Segment Open
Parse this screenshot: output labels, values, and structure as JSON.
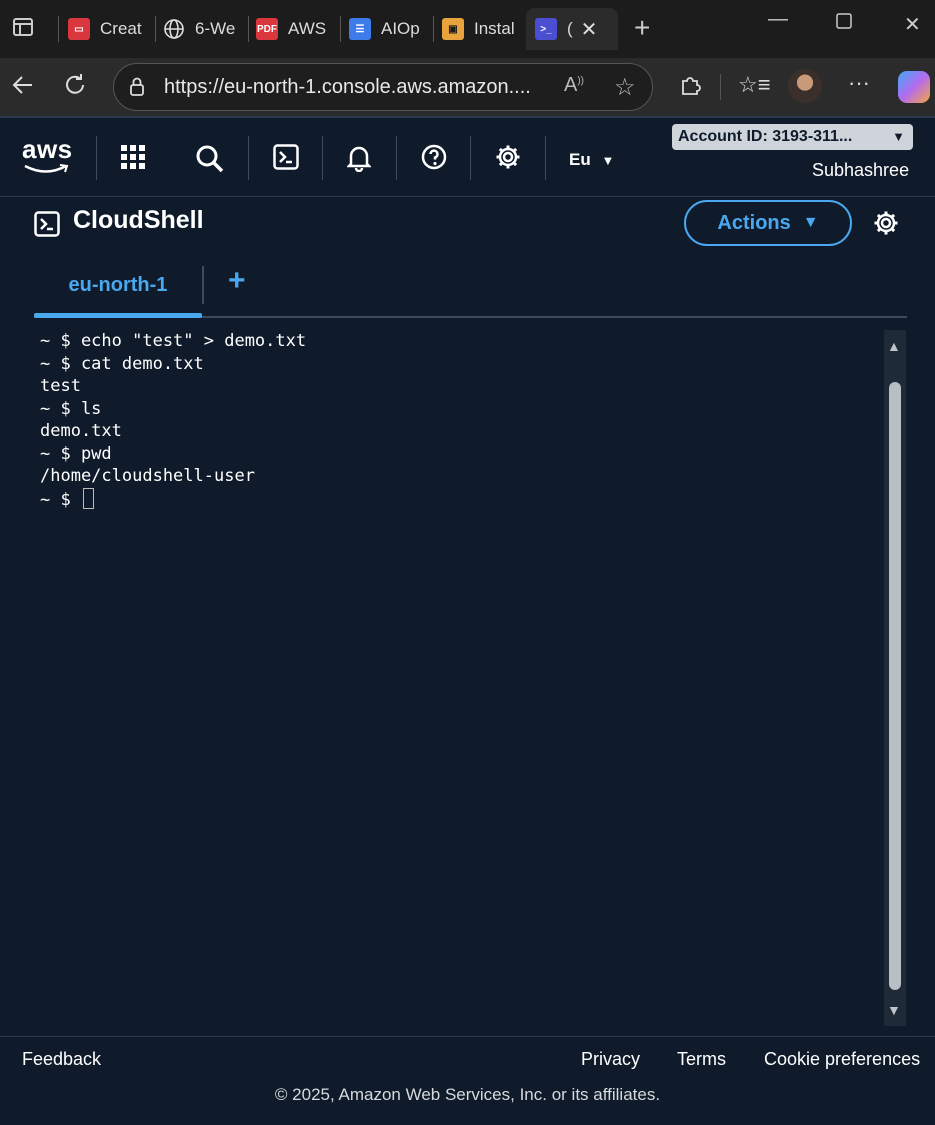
{
  "browser": {
    "tabs": [
      {
        "label": "Creat",
        "icon": "form-icon",
        "color": "#d9363e"
      },
      {
        "label": "6-We",
        "icon": "globe-icon",
        "color": "#1c1c1c"
      },
      {
        "label": "AWS",
        "icon": "pdf-icon",
        "color": "#d9363e"
      },
      {
        "label": "AIOp",
        "icon": "doc-icon",
        "color": "#3d7be8"
      },
      {
        "label": "Instal",
        "icon": "package-icon",
        "color": "#e8a33d"
      },
      {
        "label": "(",
        "icon": "cloudshell-icon",
        "color": "#4a4fd1"
      }
    ],
    "url": "https://eu-north-1.console.aws.amazon...."
  },
  "aws_nav": {
    "logo": "aws",
    "region": "Eu",
    "account": "Account ID: 3193-311...",
    "user": "Subhashree"
  },
  "cloudshell": {
    "title": "CloudShell",
    "actions_label": "Actions",
    "active_tab": "eu-north-1",
    "add_tab": "+"
  },
  "terminal": {
    "lines": [
      "~ $ echo \"test\" > demo.txt",
      "~ $ cat demo.txt",
      "test",
      "~ $ ls",
      "demo.txt",
      "~ $ pwd",
      "/home/cloudshell-user"
    ],
    "prompt": "~ $ "
  },
  "footer": {
    "feedback": "Feedback",
    "privacy": "Privacy",
    "terms": "Terms",
    "cookies": "Cookie preferences",
    "copyright": "© 2025, Amazon Web Services, Inc. or its affiliates."
  },
  "colors": {
    "accent": "#4aa8f0",
    "background": "#0f1b2a"
  }
}
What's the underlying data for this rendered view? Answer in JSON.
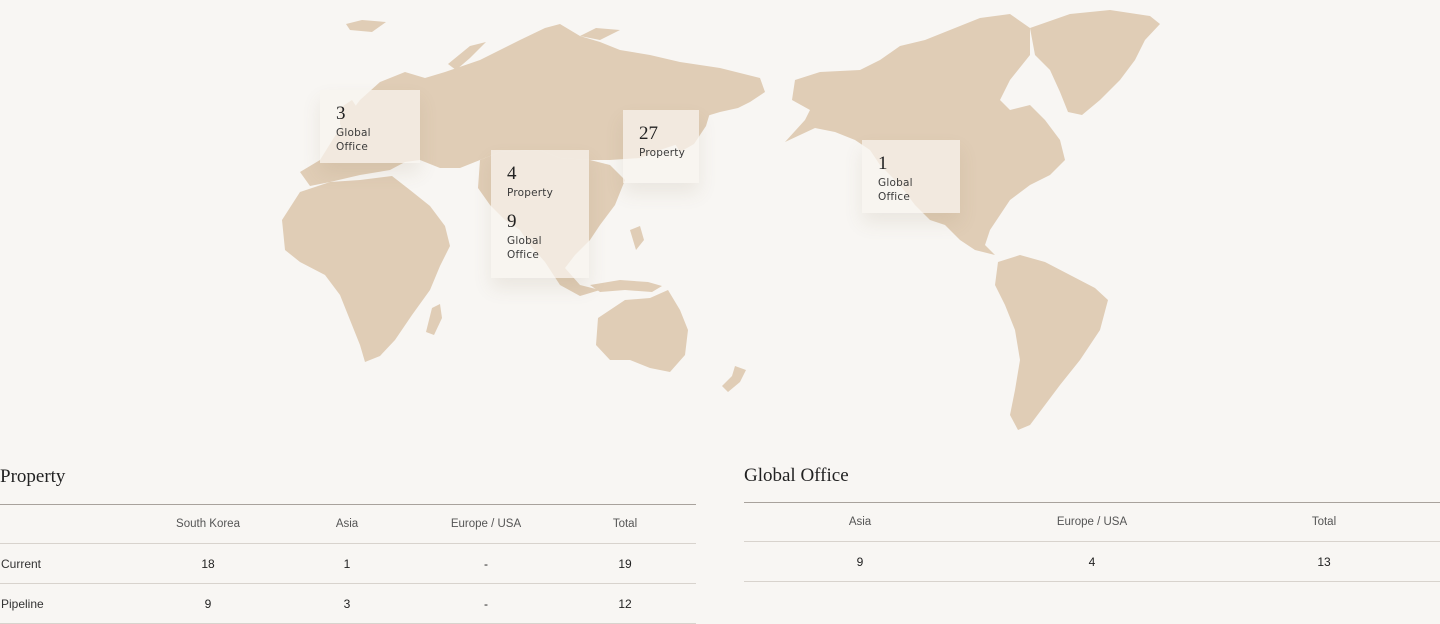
{
  "colors": {
    "background": "#f8f6f3",
    "land": "#e0cdb6"
  },
  "map": {
    "callouts": [
      {
        "region": "europe",
        "stats": [
          {
            "value": "3",
            "label": "Global Office"
          }
        ]
      },
      {
        "region": "asia",
        "stats": [
          {
            "value": "4",
            "label": "Property"
          },
          {
            "value": "9",
            "label": "Global Office"
          }
        ]
      },
      {
        "region": "korea",
        "stats": [
          {
            "value": "27",
            "label": "Property"
          }
        ]
      },
      {
        "region": "usa",
        "stats": [
          {
            "value": "1",
            "label": "Global Office"
          }
        ]
      }
    ]
  },
  "property": {
    "title": "Property",
    "headers": [
      "",
      "South Korea",
      "Asia",
      "Europe / USA",
      "Total"
    ],
    "rows": [
      [
        "Current",
        "18",
        "1",
        "-",
        "19"
      ],
      [
        "Pipeline",
        "9",
        "3",
        "-",
        "12"
      ]
    ]
  },
  "global_office": {
    "title": "Global Office",
    "headers": [
      "Asia",
      "Europe / USA",
      "Total"
    ],
    "rows": [
      [
        "9",
        "4",
        "13"
      ]
    ]
  }
}
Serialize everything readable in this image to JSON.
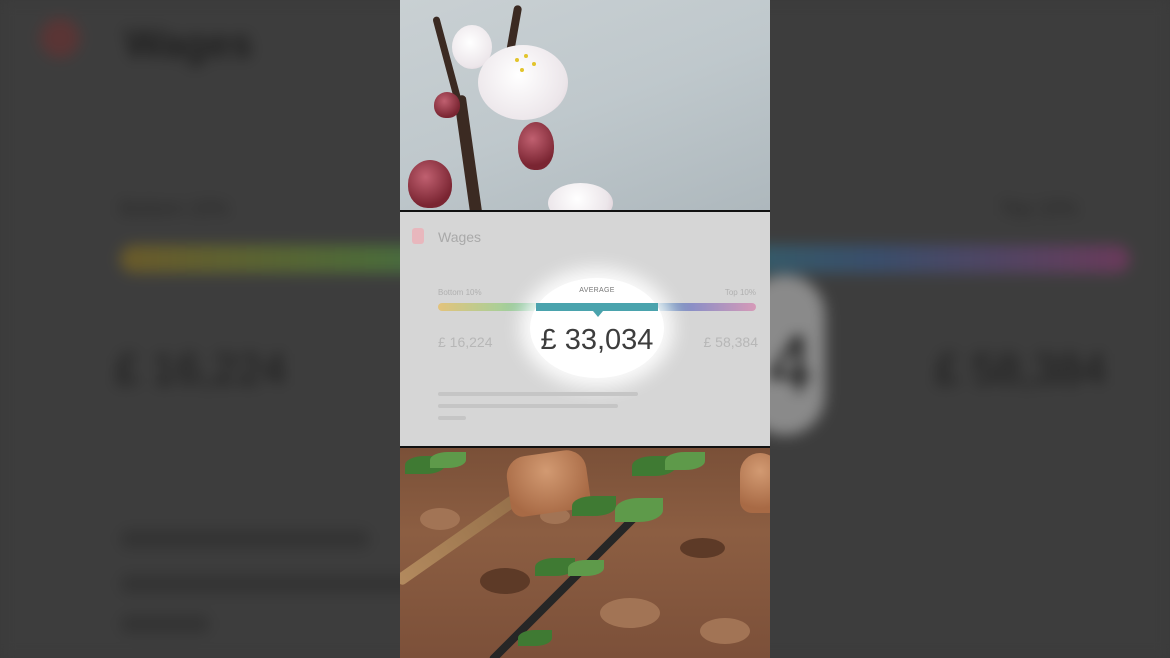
{
  "card": {
    "title": "Wages",
    "low_label": "Bottom 10%",
    "high_label": "Top 10%",
    "avg_label": "AVERAGE",
    "low_value": "£ 16,224",
    "avg_value": "£ 33,034",
    "high_value": "£ 58,384",
    "colors": {
      "bar_start": "#e3c37c",
      "bar_mid": "#4aa3ad",
      "bar_end": "#d69ab8"
    }
  },
  "background": {
    "title": "Wages",
    "low_value": "£ 16,224",
    "high_value": "£ 58,384",
    "partial_digit": "4"
  },
  "icons": {
    "card_icon": "pin-icon"
  }
}
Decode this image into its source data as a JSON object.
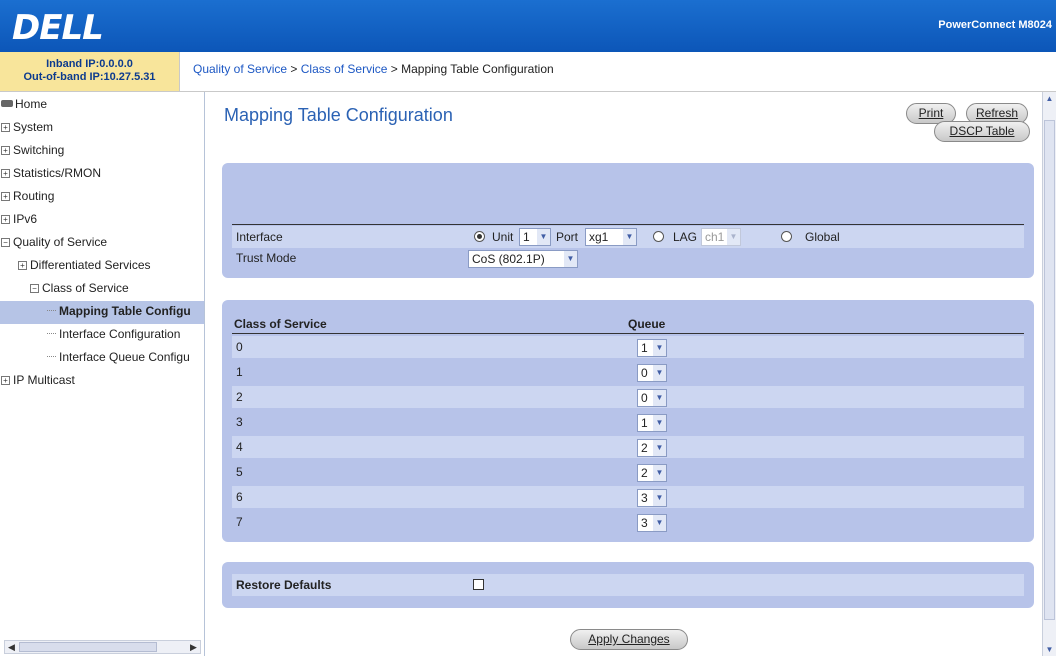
{
  "header": {
    "logo": "DELL",
    "product": "PowerConnect M8024"
  },
  "info": {
    "inband": "Inband IP:0.0.0.0",
    "oob": "Out-of-band IP:10.27.5.31"
  },
  "breadcrumb": {
    "part1": "Quality of Service",
    "sep1": " > ",
    "part2": "Class of Service",
    "sep2": " > ",
    "part3": "Mapping Table Configuration"
  },
  "sidebar": {
    "home": "Home",
    "system": "System",
    "switching": "Switching",
    "statistics": "Statistics/RMON",
    "routing": "Routing",
    "ipv6": "IPv6",
    "qos": "Quality of Service",
    "diffserv": "Differentiated Services",
    "cos": "Class of Service",
    "mapping": "Mapping Table Configu",
    "iface_conf": "Interface Configuration",
    "iface_queue": "Interface Queue Configu",
    "multicast": "IP Multicast"
  },
  "page": {
    "title": "Mapping Table Configuration",
    "print": "Print",
    "refresh": "Refresh",
    "dscp_table": "DSCP Table",
    "apply": "Apply Changes"
  },
  "interface": {
    "label": "Interface",
    "unit_label": "Unit",
    "unit_value": "1",
    "port_label": "Port",
    "port_value": "xg1",
    "lag_label": "LAG",
    "lag_value": "ch1",
    "global_label": "Global",
    "selected": "Unit"
  },
  "trust": {
    "label": "Trust Mode",
    "value": "CoS (802.1P)"
  },
  "mapping": {
    "col_cos": "Class of Service",
    "col_queue": "Queue",
    "rows": [
      {
        "cos": "0",
        "queue": "1"
      },
      {
        "cos": "1",
        "queue": "0"
      },
      {
        "cos": "2",
        "queue": "0"
      },
      {
        "cos": "3",
        "queue": "1"
      },
      {
        "cos": "4",
        "queue": "2"
      },
      {
        "cos": "5",
        "queue": "2"
      },
      {
        "cos": "6",
        "queue": "3"
      },
      {
        "cos": "7",
        "queue": "3"
      }
    ]
  },
  "restore": {
    "label": "Restore Defaults",
    "checked": false
  }
}
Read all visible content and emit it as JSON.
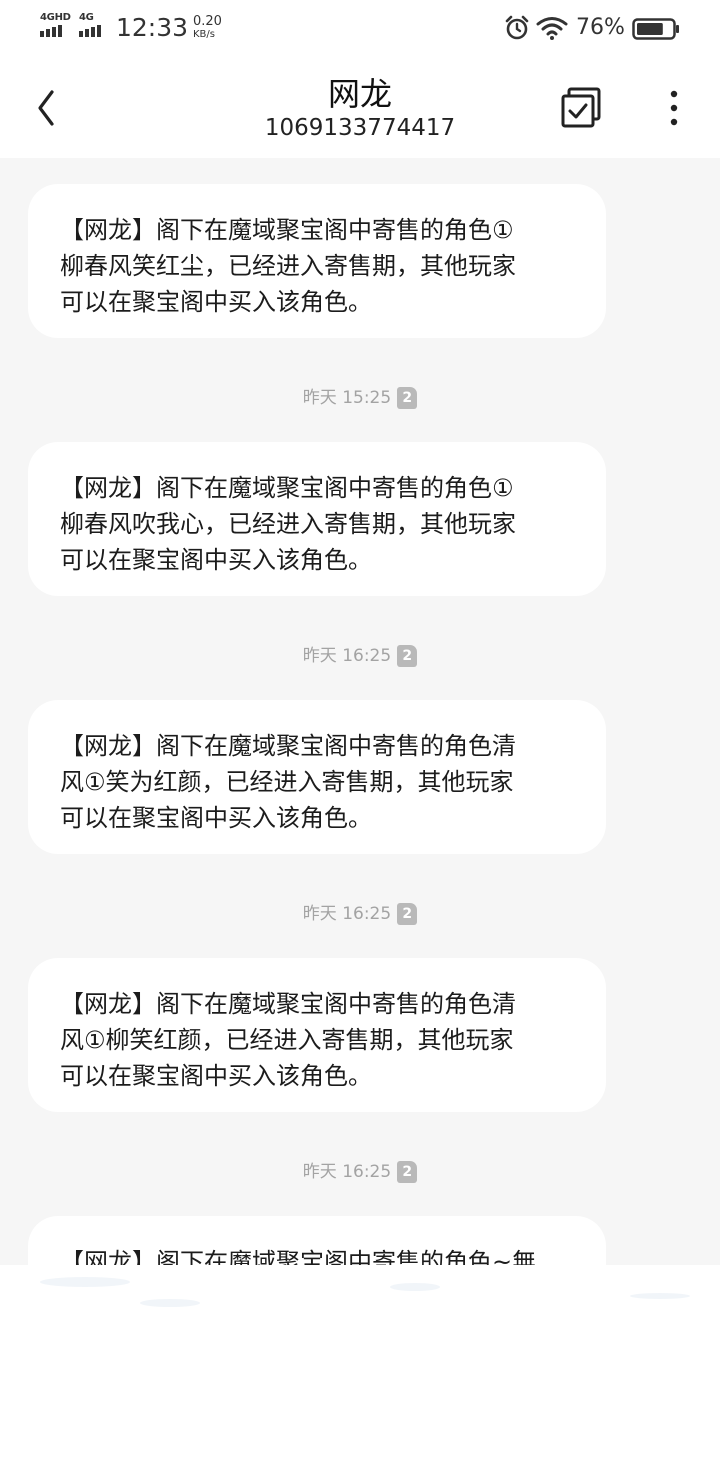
{
  "status_bar": {
    "network1_label": "4GHD",
    "network2_label": "4G",
    "time": "12:33",
    "net_speed": "0.20",
    "net_speed_unit": "KB/s",
    "battery_percent": "76%",
    "battery_level": 0.76
  },
  "header": {
    "title": "网龙",
    "phone_number": "1069133774417"
  },
  "messages": [
    {
      "text": "【网龙】阁下在魔域聚宝阁中寄售的角色①\n柳春风笑红尘，已经进入寄售期，其他玩家\n可以在聚宝阁中买入该角色。"
    },
    {
      "text": "【网龙】阁下在魔域聚宝阁中寄售的角色①\n柳春风吹我心，已经进入寄售期，其他玩家\n可以在聚宝阁中买入该角色。"
    },
    {
      "text": "【网龙】阁下在魔域聚宝阁中寄售的角色清\n风①笑为红颜，已经进入寄售期，其他玩家\n可以在聚宝阁中买入该角色。"
    },
    {
      "text": "【网龙】阁下在魔域聚宝阁中寄售的角色清\n风①柳笑红颜，已经进入寄售期，其他玩家\n可以在聚宝阁中买入该角色。"
    },
    {
      "text": "【网龙】阁下在魔域聚宝阁中寄售的角色~無"
    }
  ],
  "timestamps": [
    {
      "time": "昨天 15:25",
      "sim": "2"
    },
    {
      "time": "昨天 16:25",
      "sim": "2"
    },
    {
      "time": "昨天 16:25",
      "sim": "2"
    },
    {
      "time": "昨天 16:25",
      "sim": "2"
    }
  ],
  "icons": {
    "back": "chevron-left-icon",
    "multi_select": "checkbox-multi-icon",
    "more": "more-vertical-icon",
    "alarm": "alarm-icon",
    "wifi": "wifi-icon",
    "battery": "battery-icon"
  }
}
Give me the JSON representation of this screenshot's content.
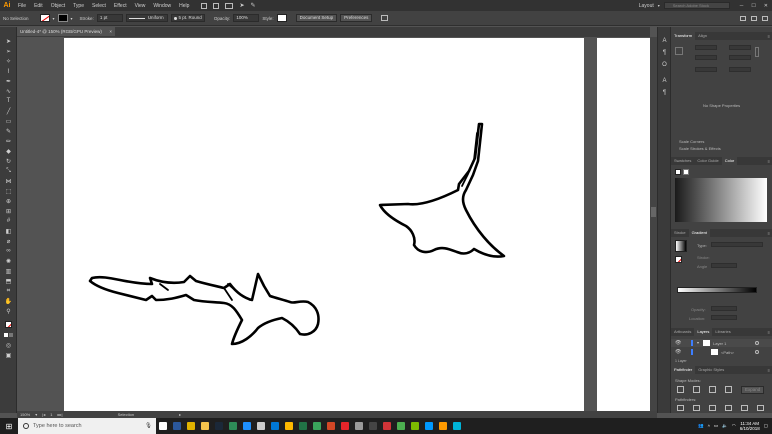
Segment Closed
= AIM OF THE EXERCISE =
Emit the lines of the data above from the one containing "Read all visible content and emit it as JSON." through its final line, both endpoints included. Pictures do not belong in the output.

= SOLUTION TO THIS PROBLEM =
Read all visible content and emit it as JSON.
{
  "status_bar": {
    "network1_label": "4GHD",
    "network2_label": "4G",
    "time": "12:33",
    "net_speed": "0.20",
    "net_speed_unit": "KB/s",
    "battery_percent": "76%",
    "battery_level": 0.76
  },
  "header": {
    "title": "网龙",
    "phone_number": "1069133774417"
  },
  "messages": [
    {
      "text": "【网龙】阁下在魔域聚宝阁中寄售的角色①\n柳春风笑红尘，已经进入寄售期，其他玩家\n可以在聚宝阁中买入该角色。"
    },
    {
      "text": "【网龙】阁下在魔域聚宝阁中寄售的角色①\n柳春风吹我心，已经进入寄售期，其他玩家\n可以在聚宝阁中买入该角色。"
    },
    {
      "text": "【网龙】阁下在魔域聚宝阁中寄售的角色清\n风①笑为红颜，已经进入寄售期，其他玩家\n可以在聚宝阁中买入该角色。"
    },
    {
      "text": "【网龙】阁下在魔域聚宝阁中寄售的角色清\n风①柳笑红颜，已经进入寄售期，其他玩家\n可以在聚宝阁中买入该角色。"
    },
    {
      "text": "【网龙】阁下在魔域聚宝阁中寄售的角色~無"
    }
  ],
  "timestamps": [
    {
      "time": "昨天 15:25",
      "sim": "2"
    },
    {
      "time": "昨天 16:25",
      "sim": "2"
    },
    {
      "time": "昨天 16:25",
      "sim": "2"
    },
    {
      "time": "昨天 16:25",
      "sim": "2"
    }
  ],
  "icons": {
    "back": "chevron-left-icon",
    "multi_select": "checkbox-multi-icon",
    "more": "more-vertical-icon",
    "alarm": "alarm-icon",
    "wifi": "wifi-icon",
    "battery": "battery-icon"
  }
}
Give me the JSON representation of this screenshot's content.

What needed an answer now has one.